Objectives: This study assessed the association between sexual activity, mismatches in the importance attributed to sex within couples, and relationship quality in older Irish adults.
Method: We used data from the Irish Longitudinal Study on Ageing (TILDA) to derive a scale of subjective relationship strain in married or cohabiting individuals. Negative binomial regression was used to assess the association between relationship strain and sexual activity. Separate models assessed the associations with importance of sex and within-couple mismatch in the importance attributed to sex and whether these associations were independent from sexual activity. Age interactions were tested.
Results: Sexual activity and within-couple mismatch in the importance attributed to sex were associated with relationship strain. The frequency of sexual activity was consistently associated with less relationship strain for men, but less so for women when the importance attributed to sex was accounted for. Results were largely consistent across age groups for men, but sexual activity and importance of sex varied with age in women.

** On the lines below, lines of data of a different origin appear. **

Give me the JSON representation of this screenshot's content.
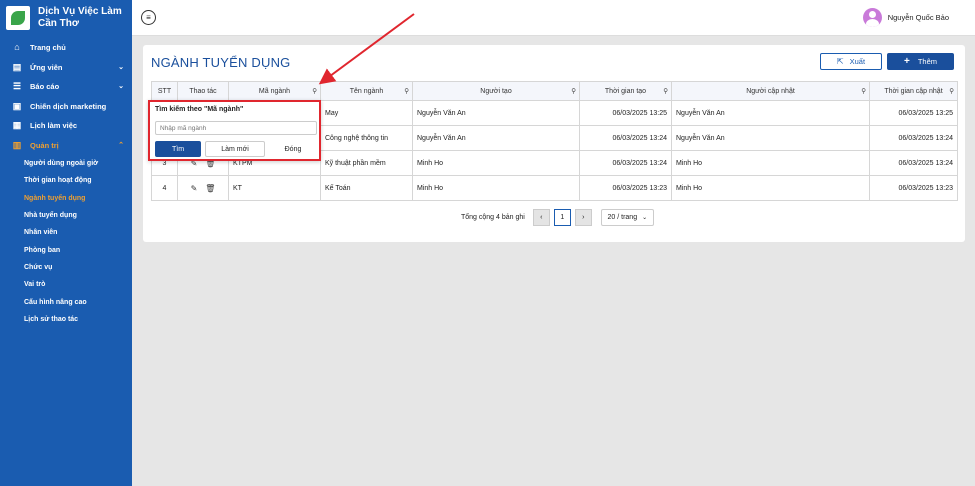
{
  "brand": {
    "title": "Dịch Vụ Việc Làm\nCần Thơ"
  },
  "sidebar": {
    "items": [
      {
        "label": "Trang chủ",
        "icon": "home-icon"
      },
      {
        "label": "Ứng viên",
        "icon": "candidate-icon",
        "expand": true
      },
      {
        "label": "Báo cáo",
        "icon": "list-icon",
        "expand": true
      },
      {
        "label": "Chiến dịch marketing",
        "icon": "campaign-icon"
      },
      {
        "label": "Lịch làm việc",
        "icon": "calendar-icon"
      },
      {
        "label": "Quản trị",
        "icon": "admin-icon",
        "expand": true,
        "active": true
      }
    ],
    "sub_items": [
      {
        "label": "Người dùng ngoài giờ"
      },
      {
        "label": "Thời gian hoạt động"
      },
      {
        "label": "Ngành tuyển dụng",
        "active": true
      },
      {
        "label": "Nhà tuyển dụng"
      },
      {
        "label": "Nhân viên"
      },
      {
        "label": "Phòng ban"
      },
      {
        "label": "Chức vụ"
      },
      {
        "label": "Vai trò"
      },
      {
        "label": "Cấu hình nâng cao"
      },
      {
        "label": "Lịch sử thao tác"
      }
    ]
  },
  "topbar": {
    "user_name": "Nguyễn Quốc Bảo"
  },
  "page": {
    "title": "NGÀNH TUYỂN DỤNG",
    "export_label": "Xuất",
    "add_label": "Thêm"
  },
  "table": {
    "headers": [
      "STT",
      "Thao tác",
      "Mã ngành",
      "Tên ngành",
      "Người tạo",
      "Thời gian tạo",
      "Người cập nhật",
      "Thời gian cập nhật"
    ],
    "rows": [
      {
        "stt": "1",
        "code": "",
        "name": "May",
        "creator": "Nguyễn Văn An",
        "created": "06/03/2025 13:25",
        "updater": "Nguyễn Văn An",
        "updated": "06/03/2025 13:25"
      },
      {
        "stt": "2",
        "code": "",
        "name": "Công nghệ thông tin",
        "creator": "Nguyễn Văn An",
        "created": "06/03/2025 13:24",
        "updater": "Nguyễn Văn An",
        "updated": "06/03/2025 13:24"
      },
      {
        "stt": "3",
        "code": "KTPM",
        "name": "Kỹ thuật phần mềm",
        "creator": "Minh Ho",
        "created": "06/03/2025 13:24",
        "updater": "Minh Ho",
        "updated": "06/03/2025 13:24"
      },
      {
        "stt": "4",
        "code": "KT",
        "name": "Kế Toán",
        "creator": "Minh Ho",
        "created": "06/03/2025 13:23",
        "updater": "Minh Ho",
        "updated": "06/03/2025 13:23"
      }
    ]
  },
  "pagination": {
    "total_text": "Tổng cộng 4 bản ghi",
    "prev": "‹",
    "current_page": "1",
    "next": "›",
    "page_size": "20 / trang"
  },
  "popup": {
    "title": "Tìm kiếm theo \"Mã ngành\"",
    "placeholder": "Nhập mã ngành",
    "search_label": "Tìm",
    "reset_label": "Làm mới",
    "close_label": "Đóng"
  },
  "colors": {
    "sidebar": "#1a5cb0",
    "accent": "#1a4f9c",
    "active": "#f0a030",
    "highlight": "#e0262e"
  }
}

Discussion: Frequent sexual activity was associated with less strain within-intimate relationships. For women, this association was weakened when accounting for the importance attributed to sex. Within-couple mismatch in the importance attributed to sex was associated with relationship strain, independent from frequency of sexual activity, for both men and women at all ages.